Doctors Without Borders has dispatched a team of nine to the hard-hit Navajo Nation in the southwest U.S. because of the crisis unfolding there. The team consists of two physicians, three nurse/midwives, a water sanitation specialist, two logisticians and a health promoter who specializes in community health education.
"There are many situations in which we do not intervene in the United States, but this has a particular risk profile," explained Jean Stowell, head of the organization's U.S. COVID-19 Response Team. "Situationally, the Native American communities are at a much higher risk for complications from COVID-19 and also from community spread because they don't have access to the variety of things that make it possible to self-isolate… You can't expect people to isolate if they have to drive 100 miles to get food and water. "
Navajo Nation, home to roughly 170,000 people, now has more coronavirus cases per capita than any state in America. Read the CBS News article.
As in all matter of human rights, the most valuable resource for information and calls to action are the direct voices of the affected group. Below are some groups and individuals whose presence on social media, namely Instagram, are a powerful resource for remaining plugged in to the current realities of native groups that mainstream media may be underreporting upon.

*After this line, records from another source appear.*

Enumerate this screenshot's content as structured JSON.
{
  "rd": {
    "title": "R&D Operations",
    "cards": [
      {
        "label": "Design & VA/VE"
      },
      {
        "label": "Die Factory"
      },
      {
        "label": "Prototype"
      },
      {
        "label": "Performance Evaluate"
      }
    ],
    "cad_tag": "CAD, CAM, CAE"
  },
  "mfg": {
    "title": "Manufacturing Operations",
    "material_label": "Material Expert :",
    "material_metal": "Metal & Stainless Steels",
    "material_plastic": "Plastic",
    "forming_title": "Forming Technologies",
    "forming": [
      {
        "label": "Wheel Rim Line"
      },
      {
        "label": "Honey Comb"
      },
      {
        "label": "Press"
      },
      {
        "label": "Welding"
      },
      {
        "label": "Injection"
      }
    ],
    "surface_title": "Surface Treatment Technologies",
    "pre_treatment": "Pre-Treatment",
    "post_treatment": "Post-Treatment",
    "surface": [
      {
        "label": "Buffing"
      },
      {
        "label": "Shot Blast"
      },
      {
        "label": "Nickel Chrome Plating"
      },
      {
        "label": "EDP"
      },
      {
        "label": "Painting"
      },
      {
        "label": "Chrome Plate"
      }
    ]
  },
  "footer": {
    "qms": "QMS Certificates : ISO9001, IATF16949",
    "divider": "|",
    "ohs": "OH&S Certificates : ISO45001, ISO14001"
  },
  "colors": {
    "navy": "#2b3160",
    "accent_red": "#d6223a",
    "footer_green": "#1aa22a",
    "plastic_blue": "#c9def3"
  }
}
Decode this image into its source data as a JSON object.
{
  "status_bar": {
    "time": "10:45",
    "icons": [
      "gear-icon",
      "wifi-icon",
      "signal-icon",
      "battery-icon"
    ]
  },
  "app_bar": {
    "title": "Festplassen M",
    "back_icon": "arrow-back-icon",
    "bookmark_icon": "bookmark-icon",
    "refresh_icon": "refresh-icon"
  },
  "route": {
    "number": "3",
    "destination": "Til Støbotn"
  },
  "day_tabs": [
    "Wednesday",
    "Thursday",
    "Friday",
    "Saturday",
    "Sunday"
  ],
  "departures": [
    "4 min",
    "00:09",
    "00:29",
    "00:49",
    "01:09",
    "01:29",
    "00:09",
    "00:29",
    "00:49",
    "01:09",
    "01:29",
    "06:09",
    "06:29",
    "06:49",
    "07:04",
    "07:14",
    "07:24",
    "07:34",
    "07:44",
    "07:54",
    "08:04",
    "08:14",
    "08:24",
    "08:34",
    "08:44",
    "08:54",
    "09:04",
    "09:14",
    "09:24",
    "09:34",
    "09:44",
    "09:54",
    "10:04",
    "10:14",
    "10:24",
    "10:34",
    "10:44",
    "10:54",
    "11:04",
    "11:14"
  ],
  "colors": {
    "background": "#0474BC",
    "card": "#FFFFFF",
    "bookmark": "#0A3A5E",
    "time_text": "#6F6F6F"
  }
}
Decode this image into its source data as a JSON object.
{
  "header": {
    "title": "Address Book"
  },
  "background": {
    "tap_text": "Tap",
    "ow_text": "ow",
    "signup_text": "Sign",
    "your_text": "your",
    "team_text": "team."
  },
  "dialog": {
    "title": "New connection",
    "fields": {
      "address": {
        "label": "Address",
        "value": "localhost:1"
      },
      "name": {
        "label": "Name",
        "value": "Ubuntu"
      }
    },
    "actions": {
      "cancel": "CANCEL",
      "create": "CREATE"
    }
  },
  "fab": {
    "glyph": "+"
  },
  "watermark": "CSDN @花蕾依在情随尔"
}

Winona LaDuke – climate change and Indigenous rights activist and grassroots organizer
Rebecca Nagle – Cherokee writer, advocate, and language learner
Autumn Peltier – Chief Water Commissioner for the Anishinabek Nation
A DOSE OF POSITIVE NEWS
Despite the serious challenges facing indigenous populations during this pandemic, exacerbated by profound structural inequalities, there are encouraging gestures that deserve celebrating. The Navajo Nation has experienced a flood of donations from an unlikely source — Ireland. Read more here to learn about the unique history behind this relationship and an illustration of the powerful nature of solidarity among the oppressed.